▶ _WORK TASK_
List each line of the data that holds the string "JSON".

▶ _INFORMATION SUPPLIED_
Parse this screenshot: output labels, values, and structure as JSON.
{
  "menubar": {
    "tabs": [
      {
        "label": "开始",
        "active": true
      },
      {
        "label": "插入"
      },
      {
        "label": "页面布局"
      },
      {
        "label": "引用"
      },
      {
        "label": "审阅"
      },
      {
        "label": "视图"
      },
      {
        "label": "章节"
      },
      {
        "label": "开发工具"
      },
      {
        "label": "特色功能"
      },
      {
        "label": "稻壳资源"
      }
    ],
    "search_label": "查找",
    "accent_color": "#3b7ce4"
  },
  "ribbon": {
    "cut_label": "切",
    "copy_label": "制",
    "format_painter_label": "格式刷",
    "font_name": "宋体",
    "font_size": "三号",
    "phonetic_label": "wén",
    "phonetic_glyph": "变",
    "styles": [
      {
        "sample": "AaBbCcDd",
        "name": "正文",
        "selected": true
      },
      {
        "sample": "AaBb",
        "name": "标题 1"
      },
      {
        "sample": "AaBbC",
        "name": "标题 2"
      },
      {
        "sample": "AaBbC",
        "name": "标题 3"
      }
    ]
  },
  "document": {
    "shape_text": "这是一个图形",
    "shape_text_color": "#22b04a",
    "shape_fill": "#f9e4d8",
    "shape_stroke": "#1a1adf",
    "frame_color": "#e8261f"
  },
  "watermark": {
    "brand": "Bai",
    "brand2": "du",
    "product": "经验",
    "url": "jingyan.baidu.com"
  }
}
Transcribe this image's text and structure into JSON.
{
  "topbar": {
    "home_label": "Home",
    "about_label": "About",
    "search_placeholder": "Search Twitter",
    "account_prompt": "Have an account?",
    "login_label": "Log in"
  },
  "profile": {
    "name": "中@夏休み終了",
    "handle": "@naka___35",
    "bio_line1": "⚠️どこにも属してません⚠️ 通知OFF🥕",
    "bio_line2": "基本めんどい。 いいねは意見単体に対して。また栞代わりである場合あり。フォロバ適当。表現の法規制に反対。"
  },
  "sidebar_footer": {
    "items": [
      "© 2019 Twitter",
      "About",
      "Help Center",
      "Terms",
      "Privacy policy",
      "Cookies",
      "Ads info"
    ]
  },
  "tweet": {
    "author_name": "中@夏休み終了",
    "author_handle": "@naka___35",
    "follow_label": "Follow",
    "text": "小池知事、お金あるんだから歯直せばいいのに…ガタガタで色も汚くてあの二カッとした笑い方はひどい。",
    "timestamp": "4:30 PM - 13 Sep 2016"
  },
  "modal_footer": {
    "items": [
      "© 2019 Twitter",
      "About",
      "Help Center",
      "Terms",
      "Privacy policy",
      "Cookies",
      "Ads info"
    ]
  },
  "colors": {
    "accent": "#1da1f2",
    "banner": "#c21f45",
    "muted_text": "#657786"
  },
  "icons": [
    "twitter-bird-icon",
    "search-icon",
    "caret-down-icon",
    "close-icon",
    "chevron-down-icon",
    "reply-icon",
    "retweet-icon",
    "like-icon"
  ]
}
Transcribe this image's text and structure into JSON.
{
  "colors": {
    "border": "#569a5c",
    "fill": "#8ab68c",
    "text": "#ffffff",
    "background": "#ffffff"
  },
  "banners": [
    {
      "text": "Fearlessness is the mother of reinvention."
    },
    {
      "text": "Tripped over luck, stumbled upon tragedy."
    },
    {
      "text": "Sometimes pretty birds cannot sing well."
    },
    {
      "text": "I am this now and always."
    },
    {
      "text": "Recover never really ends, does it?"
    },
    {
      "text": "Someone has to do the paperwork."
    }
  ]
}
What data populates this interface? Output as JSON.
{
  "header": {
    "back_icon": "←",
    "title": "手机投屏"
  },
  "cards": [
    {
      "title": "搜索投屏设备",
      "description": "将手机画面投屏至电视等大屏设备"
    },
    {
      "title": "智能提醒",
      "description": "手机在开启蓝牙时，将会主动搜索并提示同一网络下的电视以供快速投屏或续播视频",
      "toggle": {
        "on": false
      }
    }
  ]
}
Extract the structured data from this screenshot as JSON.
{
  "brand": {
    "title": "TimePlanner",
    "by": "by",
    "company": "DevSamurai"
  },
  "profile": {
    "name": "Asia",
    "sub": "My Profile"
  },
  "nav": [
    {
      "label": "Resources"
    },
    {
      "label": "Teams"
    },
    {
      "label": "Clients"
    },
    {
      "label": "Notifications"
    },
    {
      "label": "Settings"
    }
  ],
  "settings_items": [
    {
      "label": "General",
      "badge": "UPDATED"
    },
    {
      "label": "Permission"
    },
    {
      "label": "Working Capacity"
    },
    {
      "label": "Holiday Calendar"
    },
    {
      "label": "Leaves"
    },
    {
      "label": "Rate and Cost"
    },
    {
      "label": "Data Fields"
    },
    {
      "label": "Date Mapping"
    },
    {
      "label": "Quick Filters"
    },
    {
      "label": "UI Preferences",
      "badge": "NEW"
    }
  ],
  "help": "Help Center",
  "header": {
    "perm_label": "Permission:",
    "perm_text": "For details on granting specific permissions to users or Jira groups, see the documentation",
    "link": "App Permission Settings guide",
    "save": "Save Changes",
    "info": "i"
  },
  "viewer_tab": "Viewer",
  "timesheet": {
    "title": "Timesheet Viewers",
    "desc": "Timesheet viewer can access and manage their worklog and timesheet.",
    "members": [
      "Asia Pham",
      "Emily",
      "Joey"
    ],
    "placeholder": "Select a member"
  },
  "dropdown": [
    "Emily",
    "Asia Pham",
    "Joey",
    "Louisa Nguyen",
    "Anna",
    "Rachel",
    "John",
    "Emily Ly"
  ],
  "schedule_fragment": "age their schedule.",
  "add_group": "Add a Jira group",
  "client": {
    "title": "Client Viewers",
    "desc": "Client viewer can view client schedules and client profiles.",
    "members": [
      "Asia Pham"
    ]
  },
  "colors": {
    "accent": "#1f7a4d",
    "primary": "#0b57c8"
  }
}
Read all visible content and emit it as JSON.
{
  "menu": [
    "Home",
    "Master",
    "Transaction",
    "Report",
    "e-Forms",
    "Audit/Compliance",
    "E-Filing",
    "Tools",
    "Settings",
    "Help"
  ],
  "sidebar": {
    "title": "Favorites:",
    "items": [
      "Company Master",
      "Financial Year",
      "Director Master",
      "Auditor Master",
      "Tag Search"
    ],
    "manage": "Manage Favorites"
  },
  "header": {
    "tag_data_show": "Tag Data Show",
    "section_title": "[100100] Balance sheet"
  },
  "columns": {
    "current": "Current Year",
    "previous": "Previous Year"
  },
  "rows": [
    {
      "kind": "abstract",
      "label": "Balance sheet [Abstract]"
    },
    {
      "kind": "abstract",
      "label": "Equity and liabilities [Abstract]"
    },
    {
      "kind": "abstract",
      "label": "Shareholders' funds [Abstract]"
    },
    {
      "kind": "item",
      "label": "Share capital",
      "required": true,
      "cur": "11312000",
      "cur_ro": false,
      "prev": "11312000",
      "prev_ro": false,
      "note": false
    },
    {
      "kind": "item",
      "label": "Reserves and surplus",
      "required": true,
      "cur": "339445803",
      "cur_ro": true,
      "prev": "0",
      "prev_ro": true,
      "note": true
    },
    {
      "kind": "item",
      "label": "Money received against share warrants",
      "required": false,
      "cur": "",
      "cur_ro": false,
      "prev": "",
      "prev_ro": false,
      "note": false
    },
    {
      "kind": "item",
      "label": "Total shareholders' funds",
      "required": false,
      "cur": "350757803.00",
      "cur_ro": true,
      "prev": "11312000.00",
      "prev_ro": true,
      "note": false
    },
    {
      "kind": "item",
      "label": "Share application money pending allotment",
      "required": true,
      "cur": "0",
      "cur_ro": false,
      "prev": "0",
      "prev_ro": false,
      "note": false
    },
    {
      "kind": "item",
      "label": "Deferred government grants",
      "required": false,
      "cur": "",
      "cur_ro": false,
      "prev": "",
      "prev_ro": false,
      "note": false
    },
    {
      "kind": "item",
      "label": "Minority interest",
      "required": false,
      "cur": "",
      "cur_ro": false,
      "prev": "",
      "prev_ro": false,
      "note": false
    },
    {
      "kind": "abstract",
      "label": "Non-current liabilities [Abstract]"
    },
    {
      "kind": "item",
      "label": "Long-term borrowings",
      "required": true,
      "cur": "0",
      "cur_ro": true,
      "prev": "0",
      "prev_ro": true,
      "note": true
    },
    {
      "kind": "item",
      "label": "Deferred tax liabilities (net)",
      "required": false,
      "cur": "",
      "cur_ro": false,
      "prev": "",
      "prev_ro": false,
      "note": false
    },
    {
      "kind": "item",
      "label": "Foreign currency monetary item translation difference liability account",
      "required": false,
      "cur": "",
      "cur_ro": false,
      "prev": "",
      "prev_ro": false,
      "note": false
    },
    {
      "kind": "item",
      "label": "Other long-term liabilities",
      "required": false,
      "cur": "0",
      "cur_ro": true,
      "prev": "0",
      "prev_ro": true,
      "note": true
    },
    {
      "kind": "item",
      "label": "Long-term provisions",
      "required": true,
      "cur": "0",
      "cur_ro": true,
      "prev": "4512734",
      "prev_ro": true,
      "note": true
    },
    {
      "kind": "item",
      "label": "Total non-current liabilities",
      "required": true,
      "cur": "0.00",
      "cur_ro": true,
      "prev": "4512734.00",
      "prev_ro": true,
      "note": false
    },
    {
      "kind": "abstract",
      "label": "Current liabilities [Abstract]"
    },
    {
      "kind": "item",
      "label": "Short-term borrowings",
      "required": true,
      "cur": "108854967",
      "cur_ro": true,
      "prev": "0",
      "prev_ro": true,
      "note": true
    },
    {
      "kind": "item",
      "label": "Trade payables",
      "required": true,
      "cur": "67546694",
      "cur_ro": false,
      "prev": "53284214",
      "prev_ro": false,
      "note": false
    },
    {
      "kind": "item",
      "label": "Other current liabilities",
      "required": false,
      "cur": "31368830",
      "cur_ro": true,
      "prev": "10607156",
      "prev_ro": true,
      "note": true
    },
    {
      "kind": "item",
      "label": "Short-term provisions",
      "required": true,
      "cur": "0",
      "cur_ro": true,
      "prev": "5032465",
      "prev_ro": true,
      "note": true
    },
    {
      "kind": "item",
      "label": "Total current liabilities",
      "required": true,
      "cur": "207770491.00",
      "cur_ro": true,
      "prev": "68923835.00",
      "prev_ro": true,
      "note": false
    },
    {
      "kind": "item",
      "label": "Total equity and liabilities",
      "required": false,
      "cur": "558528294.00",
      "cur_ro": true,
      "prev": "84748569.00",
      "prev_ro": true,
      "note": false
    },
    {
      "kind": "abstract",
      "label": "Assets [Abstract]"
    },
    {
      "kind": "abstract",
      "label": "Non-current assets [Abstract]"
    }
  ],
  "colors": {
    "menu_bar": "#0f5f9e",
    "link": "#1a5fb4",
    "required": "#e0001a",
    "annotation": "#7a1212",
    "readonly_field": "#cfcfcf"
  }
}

▶ _SOLUTION_
Parse this screenshot: output labels, values, and structure as JSON.
Transcribe this image's text and structure into JSON.
Transcribe this image's text and structure into JSON.
What data populates this interface? Output as JSON.
Extract the structured data from this screenshot as JSON.
Read all visible content and emit it as JSON.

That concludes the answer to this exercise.